What the task requires> Your copy of the data should match it exactly, leaving out only the pictures.
┌─ Supplied data
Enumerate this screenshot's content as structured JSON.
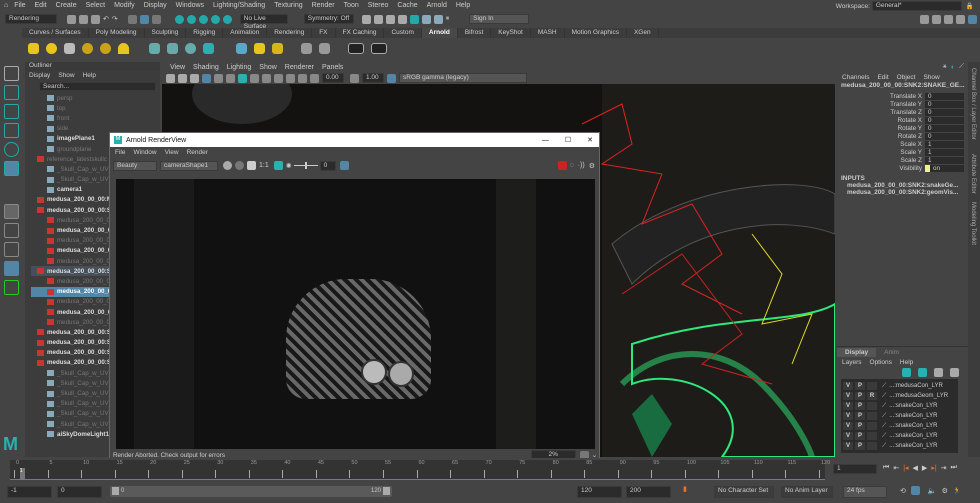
{
  "menus": [
    "File",
    "Edit",
    "Create",
    "Select",
    "Modify",
    "Display",
    "Windows",
    "Lighting/Shading",
    "Texturing",
    "Render",
    "Toon",
    "Stereo",
    "Cache",
    "Arnold",
    "Help"
  ],
  "workspace": {
    "label": "Workspace:",
    "value": "General*"
  },
  "status_line": {
    "mode": "Rendering",
    "live_surface": "No Live Surface",
    "symmetry": "Symmetry: Off",
    "sign_in": "Sign In"
  },
  "shelf_tabs": [
    "Curves / Surfaces",
    "Poly Modeling",
    "Sculpting",
    "Rigging",
    "Animation",
    "Rendering",
    "FX",
    "FX Caching",
    "Custom",
    "Arnold",
    "Bifrost",
    "KeyShot",
    "MASH",
    "Motion Graphics",
    "XGen"
  ],
  "shelf_active": "Arnold",
  "outliner": {
    "title": "Outliner",
    "menus": [
      "Display",
      "Show",
      "Help"
    ],
    "search_placeholder": "Search...",
    "items": [
      {
        "label": "persp",
        "dim": true,
        "indent": 1
      },
      {
        "label": "top",
        "dim": true,
        "indent": 1
      },
      {
        "label": "front",
        "dim": true,
        "indent": 1
      },
      {
        "label": "side",
        "dim": true,
        "indent": 1
      },
      {
        "label": "imagePlane1",
        "dim": false,
        "indent": 1
      },
      {
        "label": "groundplane",
        "dim": true,
        "indent": 1
      },
      {
        "label": "reference_latestskullc",
        "dim": true,
        "indent": 0
      },
      {
        "label": "_Skull_Cap_w_UV_0",
        "dim": true,
        "indent": 1
      },
      {
        "label": "_Skull_Cap_w_UV_0",
        "dim": true,
        "indent": 1
      },
      {
        "label": "camera1",
        "dim": false,
        "indent": 1
      },
      {
        "label": "medusa_200_00_00:M",
        "dim": false,
        "indent": 0
      },
      {
        "label": "medusa_200_00_00:SN",
        "dim": false,
        "indent": 0
      },
      {
        "label": "medusa_200_00_00",
        "dim": true,
        "indent": 1
      },
      {
        "label": "medusa_200_00_00",
        "dim": false,
        "indent": 1
      },
      {
        "label": "medusa_200_00_00",
        "dim": true,
        "indent": 1
      },
      {
        "label": "medusa_200_00_00",
        "dim": false,
        "indent": 1
      },
      {
        "label": "medusa_200_00_00",
        "dim": true,
        "indent": 1
      },
      {
        "label": "medusa_200_00_00:SN",
        "dim": false,
        "indent": 0,
        "sel": "parent"
      },
      {
        "label": "medusa_200_00_00",
        "dim": true,
        "indent": 1
      },
      {
        "label": "medusa_200_00_00",
        "dim": false,
        "indent": 1,
        "sel": "active"
      },
      {
        "label": "medusa_200_00_00",
        "dim": true,
        "indent": 1
      },
      {
        "label": "medusa_200_00_00",
        "dim": false,
        "indent": 1
      },
      {
        "label": "medusa_200_00_00",
        "dim": true,
        "indent": 1
      },
      {
        "label": "medusa_200_00_00:SN",
        "dim": false,
        "indent": 0
      },
      {
        "label": "medusa_200_00_00:SN",
        "dim": false,
        "indent": 0
      },
      {
        "label": "medusa_200_00_00:SN",
        "dim": false,
        "indent": 0
      },
      {
        "label": "medusa_200_00_00:SN",
        "dim": false,
        "indent": 0
      },
      {
        "label": "_Skull_Cap_w_UV_01_",
        "dim": true,
        "indent": 1
      },
      {
        "label": "_Skull_Cap_w_UV_01_",
        "dim": true,
        "indent": 1
      },
      {
        "label": "_Skull_Cap_w_UV_01_",
        "dim": true,
        "indent": 1
      },
      {
        "label": "_Skull_Cap_w_UV_01_",
        "dim": true,
        "indent": 1
      },
      {
        "label": "_Skull_Cap_w_UV_01_",
        "dim": true,
        "indent": 1
      },
      {
        "label": "_Skull_Cap_w_UV_01_",
        "dim": true,
        "indent": 1
      },
      {
        "label": "aiSkyDomeLight1",
        "dim": false,
        "indent": 1
      }
    ]
  },
  "viewport": {
    "menus": [
      "View",
      "Shading",
      "Lighting",
      "Show",
      "Renderer",
      "Panels"
    ],
    "exposure": "0.00",
    "gamma": "1.00",
    "color_space": "sRGB gamma (legacy)"
  },
  "renderview": {
    "title": "Arnold RenderView",
    "menus": [
      "File",
      "Window",
      "View",
      "Render"
    ],
    "aov": "Beauty",
    "camera": "cameraShape1",
    "ratio": "1:1",
    "exposure": "0",
    "status": "Render Aborted. Check output for errors",
    "zoom": "2%"
  },
  "channelbox": {
    "menus": [
      "Channels",
      "Edit",
      "Object",
      "Show"
    ],
    "object": "medusa_200_00_00:SNK2:SNAKE_GE...",
    "attrs": [
      {
        "name": "Translate X",
        "value": "0"
      },
      {
        "name": "Translate Y",
        "value": "0"
      },
      {
        "name": "Translate Z",
        "value": "0"
      },
      {
        "name": "Rotate X",
        "value": "0"
      },
      {
        "name": "Rotate Y",
        "value": "0"
      },
      {
        "name": "Rotate Z",
        "value": "0"
      },
      {
        "name": "Scale X",
        "value": "1"
      },
      {
        "name": "Scale Y",
        "value": "1"
      },
      {
        "name": "Scale Z",
        "value": "1"
      },
      {
        "name": "Visibility",
        "value": "on"
      }
    ],
    "inputs_label": "INPUTS",
    "inputs": [
      "medusa_200_00_00:SNK2:snakeGe...",
      "medusa_200_00_00:SNK2:geomVis..."
    ]
  },
  "layers": {
    "tabs": [
      "Display",
      "Anim"
    ],
    "menus": [
      "Layers",
      "Options",
      "Help"
    ],
    "rows": [
      {
        "v": "V",
        "p": "P",
        "r": "",
        "name": "...:medusaCon_LYR"
      },
      {
        "v": "V",
        "p": "P",
        "r": "R",
        "name": "...:medusaGeom_LYR"
      },
      {
        "v": "V",
        "p": "P",
        "r": "",
        "name": "...:snakeCon_LYR"
      },
      {
        "v": "V",
        "p": "P",
        "r": "",
        "name": "...:snakeCon_LYR"
      },
      {
        "v": "V",
        "p": "P",
        "r": "",
        "name": "...:snakeCon_LYR"
      },
      {
        "v": "V",
        "p": "P",
        "r": "",
        "name": "...:snakeCon_LYR"
      },
      {
        "v": "V",
        "p": "P",
        "r": "",
        "name": "...:snakeCon_LYR"
      }
    ]
  },
  "side_tabs": [
    "Channel Box / Layer Editor",
    "Attribute Editor",
    "Modeling Toolkit"
  ],
  "timeline": {
    "ticks": [
      "0",
      "5",
      "10",
      "15",
      "20",
      "25",
      "30",
      "35",
      "40",
      "45",
      "50",
      "55",
      "60",
      "65",
      "70",
      "75",
      "80",
      "85",
      "90",
      "95",
      "100",
      "105",
      "110",
      "115",
      "120"
    ],
    "current_frame": "1",
    "current_field": "1",
    "max": 120
  },
  "range": {
    "start": "-1",
    "anim_start": "0",
    "range_start": "0",
    "range_end": "120",
    "end": "120",
    "anim_end": "200",
    "character_set": "No Character Set",
    "anim_layer": "No Anim Layer",
    "fps": "24 fps"
  },
  "colors": {
    "accent": "#5285a6",
    "shelf_icon": "#e8c51c",
    "teal": "#2ab0b0",
    "green_wire": "#2de87a"
  }
}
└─
Written response>
Enumerate this screenshot's content as structured JSON.
{
  "menus": [
    "File",
    "Edit",
    "Create",
    "Select",
    "Modify",
    "Display",
    "Windows",
    "Lighting/Shading",
    "Texturing",
    "Render",
    "Toon",
    "Stereo",
    "Cache",
    "Arnold",
    "Help"
  ],
  "workspace": {
    "label": "Workspace:",
    "value": "General*"
  },
  "status_line": {
    "mode": "Rendering",
    "live_surface": "No Live Surface",
    "symmetry": "Symmetry: Off",
    "sign_in": "Sign In"
  },
  "shelf_tabs": [
    "Curves / Surfaces",
    "Poly Modeling",
    "Sculpting",
    "Rigging",
    "Animation",
    "Rendering",
    "FX",
    "FX Caching",
    "Custom",
    "Arnold",
    "Bifrost",
    "KeyShot",
    "MASH",
    "Motion Graphics",
    "XGen"
  ],
  "shelf_active": "Arnold",
  "outliner": {
    "title": "Outliner",
    "menus": [
      "Display",
      "Show",
      "Help"
    ],
    "search_placeholder": "Search...",
    "items": [
      {
        "label": "persp",
        "dim": true,
        "indent": 1
      },
      {
        "label": "top",
        "dim": true,
        "indent": 1
      },
      {
        "label": "front",
        "dim": true,
        "indent": 1
      },
      {
        "label": "side",
        "dim": true,
        "indent": 1
      },
      {
        "label": "imagePlane1",
        "dim": false,
        "indent": 1
      },
      {
        "label": "groundplane",
        "dim": true,
        "indent": 1
      },
      {
        "label": "reference_latestskullc",
        "dim": true,
        "indent": 0
      },
      {
        "label": "_Skull_Cap_w_UV_0",
        "dim": true,
        "indent": 1
      },
      {
        "label": "_Skull_Cap_w_UV_0",
        "dim": true,
        "indent": 1
      },
      {
        "label": "camera1",
        "dim": false,
        "indent": 1
      },
      {
        "label": "medusa_200_00_00:M",
        "dim": false,
        "indent": 0
      },
      {
        "label": "medusa_200_00_00:SN",
        "dim": false,
        "indent": 0
      },
      {
        "label": "medusa_200_00_00",
        "dim": true,
        "indent": 1
      },
      {
        "label": "medusa_200_00_00",
        "dim": false,
        "indent": 1
      },
      {
        "label": "medusa_200_00_00",
        "dim": true,
        "indent": 1
      },
      {
        "label": "medusa_200_00_00",
        "dim": false,
        "indent": 1
      },
      {
        "label": "medusa_200_00_00",
        "dim": true,
        "indent": 1
      },
      {
        "label": "medusa_200_00_00:SN",
        "dim": false,
        "indent": 0,
        "sel": "parent"
      },
      {
        "label": "medusa_200_00_00",
        "dim": true,
        "indent": 1
      },
      {
        "label": "medusa_200_00_00",
        "dim": false,
        "indent": 1,
        "sel": "active"
      },
      {
        "label": "medusa_200_00_00",
        "dim": true,
        "indent": 1
      },
      {
        "label": "medusa_200_00_00",
        "dim": false,
        "indent": 1
      },
      {
        "label": "medusa_200_00_00",
        "dim": true,
        "indent": 1
      },
      {
        "label": "medusa_200_00_00:SN",
        "dim": false,
        "indent": 0
      },
      {
        "label": "medusa_200_00_00:SN",
        "dim": false,
        "indent": 0
      },
      {
        "label": "medusa_200_00_00:SN",
        "dim": false,
        "indent": 0
      },
      {
        "label": "medusa_200_00_00:SN",
        "dim": false,
        "indent": 0
      },
      {
        "label": "_Skull_Cap_w_UV_01_",
        "dim": true,
        "indent": 1
      },
      {
        "label": "_Skull_Cap_w_UV_01_",
        "dim": true,
        "indent": 1
      },
      {
        "label": "_Skull_Cap_w_UV_01_",
        "dim": true,
        "indent": 1
      },
      {
        "label": "_Skull_Cap_w_UV_01_",
        "dim": true,
        "indent": 1
      },
      {
        "label": "_Skull_Cap_w_UV_01_",
        "dim": true,
        "indent": 1
      },
      {
        "label": "_Skull_Cap_w_UV_01_",
        "dim": true,
        "indent": 1
      },
      {
        "label": "aiSkyDomeLight1",
        "dim": false,
        "indent": 1
      }
    ]
  },
  "viewport": {
    "menus": [
      "View",
      "Shading",
      "Lighting",
      "Show",
      "Renderer",
      "Panels"
    ],
    "exposure": "0.00",
    "gamma": "1.00",
    "color_space": "sRGB gamma (legacy)"
  },
  "renderview": {
    "title": "Arnold RenderView",
    "menus": [
      "File",
      "Window",
      "View",
      "Render"
    ],
    "aov": "Beauty",
    "camera": "cameraShape1",
    "ratio": "1:1",
    "exposure": "0",
    "status": "Render Aborted. Check output for errors",
    "zoom": "2%"
  },
  "channelbox": {
    "menus": [
      "Channels",
      "Edit",
      "Object",
      "Show"
    ],
    "object": "medusa_200_00_00:SNK2:SNAKE_GE...",
    "attrs": [
      {
        "name": "Translate X",
        "value": "0"
      },
      {
        "name": "Translate Y",
        "value": "0"
      },
      {
        "name": "Translate Z",
        "value": "0"
      },
      {
        "name": "Rotate X",
        "value": "0"
      },
      {
        "name": "Rotate Y",
        "value": "0"
      },
      {
        "name": "Rotate Z",
        "value": "0"
      },
      {
        "name": "Scale X",
        "value": "1"
      },
      {
        "name": "Scale Y",
        "value": "1"
      },
      {
        "name": "Scale Z",
        "value": "1"
      },
      {
        "name": "Visibility",
        "value": "on"
      }
    ],
    "inputs_label": "INPUTS",
    "inputs": [
      "medusa_200_00_00:SNK2:snakeGe...",
      "medusa_200_00_00:SNK2:geomVis..."
    ]
  },
  "layers": {
    "tabs": [
      "Display",
      "Anim"
    ],
    "menus": [
      "Layers",
      "Options",
      "Help"
    ],
    "rows": [
      {
        "v": "V",
        "p": "P",
        "r": "",
        "name": "...:medusaCon_LYR"
      },
      {
        "v": "V",
        "p": "P",
        "r": "R",
        "name": "...:medusaGeom_LYR"
      },
      {
        "v": "V",
        "p": "P",
        "r": "",
        "name": "...:snakeCon_LYR"
      },
      {
        "v": "V",
        "p": "P",
        "r": "",
        "name": "...:snakeCon_LYR"
      },
      {
        "v": "V",
        "p": "P",
        "r": "",
        "name": "...:snakeCon_LYR"
      },
      {
        "v": "V",
        "p": "P",
        "r": "",
        "name": "...:snakeCon_LYR"
      },
      {
        "v": "V",
        "p": "P",
        "r": "",
        "name": "...:snakeCon_LYR"
      }
    ]
  },
  "side_tabs": [
    "Channel Box / Layer Editor",
    "Attribute Editor",
    "Modeling Toolkit"
  ],
  "timeline": {
    "ticks": [
      "0",
      "5",
      "10",
      "15",
      "20",
      "25",
      "30",
      "35",
      "40",
      "45",
      "50",
      "55",
      "60",
      "65",
      "70",
      "75",
      "80",
      "85",
      "90",
      "95",
      "100",
      "105",
      "110",
      "115",
      "120"
    ],
    "current_frame": "1",
    "current_field": "1",
    "max": 120
  },
  "range": {
    "start": "-1",
    "anim_start": "0",
    "range_start": "0",
    "range_end": "120",
    "end": "120",
    "anim_end": "200",
    "character_set": "No Character Set",
    "anim_layer": "No Anim Layer",
    "fps": "24 fps"
  },
  "colors": {
    "accent": "#5285a6",
    "shelf_icon": "#e8c51c",
    "teal": "#2ab0b0",
    "green_wire": "#2de87a"
  }
}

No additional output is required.